In Keensburg, the organic material is blended with a wood product, such as clippings, tree limbs, and other yard debris.
That mixture is put into rows where it is turned over and decomposes with heat and moisture, both of which are constantly monitored. Temperatures reach upwards of 170 degrees. As the material cools, the final product of mineral rich compost comes to shape. From there, it’s Roth’s job to figure out what to do with the final product. He usually sells it as a soil amendment to retail landscapers, golf courses, and to the Colorado Department of Transportation for construction projects.
Matt Gray became a participant in the pilot program after learning about it last December. He had composted at home since he bought his house five years ago, but he still had leftover yard debris.
Usually Gray took the debris to one of Denver’s several leaf drop-offs around the city, but he didn’t always get there before they closed for the season. He sees neighbors with the same problem.
“All the Denver leaf drop places are all [closed], so you’re left dumping it in the alley dumpster or finding a place to part it off,” says Gray. “So most people are just going to leave it in the dumpster. . . I see it all the time.”

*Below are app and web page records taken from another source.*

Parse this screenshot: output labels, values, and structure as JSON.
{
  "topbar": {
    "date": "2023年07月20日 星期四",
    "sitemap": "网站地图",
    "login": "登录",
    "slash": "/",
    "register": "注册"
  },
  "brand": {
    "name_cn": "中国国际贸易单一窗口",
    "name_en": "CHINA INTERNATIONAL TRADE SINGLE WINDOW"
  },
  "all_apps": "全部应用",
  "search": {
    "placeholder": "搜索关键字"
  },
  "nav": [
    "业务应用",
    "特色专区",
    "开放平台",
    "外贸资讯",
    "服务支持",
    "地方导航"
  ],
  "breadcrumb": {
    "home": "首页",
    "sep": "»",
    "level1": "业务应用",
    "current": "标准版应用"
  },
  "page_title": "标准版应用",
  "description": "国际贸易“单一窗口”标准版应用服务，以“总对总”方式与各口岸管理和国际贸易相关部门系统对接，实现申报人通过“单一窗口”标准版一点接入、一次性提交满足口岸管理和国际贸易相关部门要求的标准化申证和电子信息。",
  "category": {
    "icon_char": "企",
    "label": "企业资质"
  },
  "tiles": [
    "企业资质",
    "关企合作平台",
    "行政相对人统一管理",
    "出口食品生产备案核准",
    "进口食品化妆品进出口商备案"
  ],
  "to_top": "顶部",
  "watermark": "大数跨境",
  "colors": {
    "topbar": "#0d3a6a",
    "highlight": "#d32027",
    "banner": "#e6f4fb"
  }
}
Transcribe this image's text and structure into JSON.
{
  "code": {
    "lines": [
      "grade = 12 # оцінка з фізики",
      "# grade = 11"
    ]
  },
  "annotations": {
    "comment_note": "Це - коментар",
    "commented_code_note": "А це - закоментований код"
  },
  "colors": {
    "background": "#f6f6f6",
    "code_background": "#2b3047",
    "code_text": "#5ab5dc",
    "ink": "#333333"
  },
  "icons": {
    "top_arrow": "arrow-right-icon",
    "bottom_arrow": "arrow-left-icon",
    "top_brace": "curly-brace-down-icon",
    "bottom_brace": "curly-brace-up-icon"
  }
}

Gray has spent upwards of $60 a year in gas and drop-off fees—not to mention the time it takes to get to a drop-off site that is usually on the outskirts of town.
“It’s totally worth it, more than worth it,” he says concerning singing up for the pilot composting program. “I wouldn’t want to pay much more than that, but I didn’t mind paying that hundred bucks at all, partly because I feel better about it. I mean, we take out the trash maybe once every two weeks; sometimes it’s not even full.”
Gray managed to get rid of the year’s worth of yard waste he’s been collecting in the two months he’s been participating in the program.
In a recent DSWM survey of Denver composters, the average participant reported a 50–75 percent reduction in garbage they throw away.
“If you’re an avid composter and recycler, the only things left in your trash are things like plastic fill from packaging, maybe the odd piece of Styrofoam and that’s really it,” notes Pitt who composts also and says the children’s applesauce pouches are her “last little nemesis.”
Pitt hopes that as participation grows so will the infrastructure and competitiveness in Denver’s composting industry, thus lowering or eliminating any fees. However, that decision ultimately rests in the hands of the Mayor’s office. ■
Visit denver.org/recycle to see if you’re eligible to participate in Denver’s pilot compost program and for more information on composting and at-home composting.